- Rinse your mouth with saline solution or mouth rinse for 30 seconds when you wake up, after you eat, and before bed.
- Spray or rinse the outside of your piercings with saline solution or gently with a piece of gauze soaked in saline solution.
- Wash your hands thoroughly before cleaning or handling your piercing.
- Practice good oral hygiene, including regular brushing and daily flossing.
- Use a new, soft-bristled toothbrush and keep it in a clean place away from other toothbrushes.
- Use only mild soap and water on the area, once or twice a day.
- Rinse well after washing and gently pat dry using clean paper towel.
- Sleep with your head elevated to help reduce swelling.
During the healing process, DON’T:
- Touch your piercing with unclean hands.
- Play with your jewelry.
- Talk too much when your piercing is new because it can damage tissue and lead to scarring.
- Eat foods that can irritate your oral tissue, like those that are spicy, crunchy, or acidic.
- Chew on gum, fingernails, pencils, or anything else that can harbor bacteria.
- Use alcohol — not even in mouthwash — because it’s irritating and can delay healing.

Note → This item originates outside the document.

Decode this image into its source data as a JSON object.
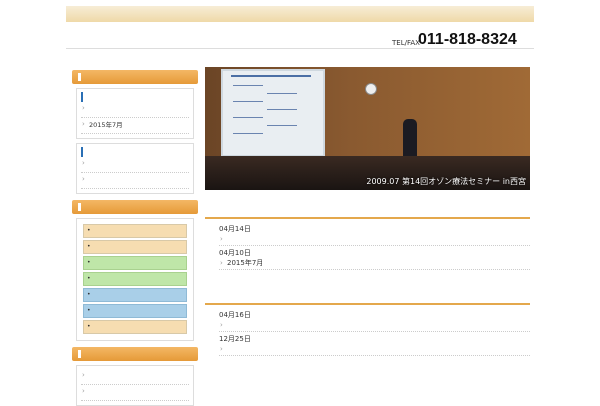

- Smoke, which can delay healing and increases the risk for complications. If you can’t avoid it entirely, try to cut back as much as you can.
- Engage in any type of oral sexual contact, including kissing, even with a monogamous partner.
- Share dishes or utensils with others.
- Submerge the pierced area in pools or hot tubs, or bodies of water like lakes, oceans, etc.
- Remove your jewelry before it’s completely healed.
Some pain, swelling, and even a little bleeding are pretty much a given after piercing tissue. This should improve over the first few days. Anything else could be a sign of a problem, like infection.
See your piercer or a healthcare provider if you notice:
- severe swelling
- intense pain
- severe redness
- discharge that’s thick, yellow or green, or smells bad
- gum or tooth issues, such as erosion or bleeding
- fever, chills, vomiting, dizziness, or confusion
Wait until you’re completely healed to remove or swap out your jewelry. Not sure you’re healed or need to remove it sooner because of a dental procedure? See your piercer for advice or have them do it for you.
Once healed, you can change the jewelry yourself. If it’s stubborn and hard to remove, see your piercer because they’ve got the experience — not to mention the tools — to do it safely.
Don’t take out your jewelry until the piercing’s fully healed — even if you hate it.
Once it’s healed, though, you can just remove the jewelry. Make sure to keep the area clean while you wait for it to close.
You can expect a small scar at the site of each piercing once the tissue grows in.
Ready to make it happen? First, do some research to find a reputable and experienced piercer and a professional studio with good reviews and a solid reputation for safety.
You can ask for referrals from friends or family that have piercings or use the APP members’ directory to find a piercer in your area.
Before booking your appointment with a potential piercer, visit the studio in person and:
- confirm they have a license/permit to operate
- ask about their sterilization process
- check for cleanliness and professionalism
- ask to see credentials and a portfolio, including pictures of client’s healed piercings
- check the quality of the jewelry they stock
Adrienne Santos-Longhurst is a Canada-based freelance writer and author who has written extensively on all things health and lifestyle for more than a decade. When she’s not holed-up in her writing shed researching an article or off interviewing health professionals, she can be found frolicking around her beach town with husband and dogs in tow or splashing about the lake trying to master the stand-up paddle board.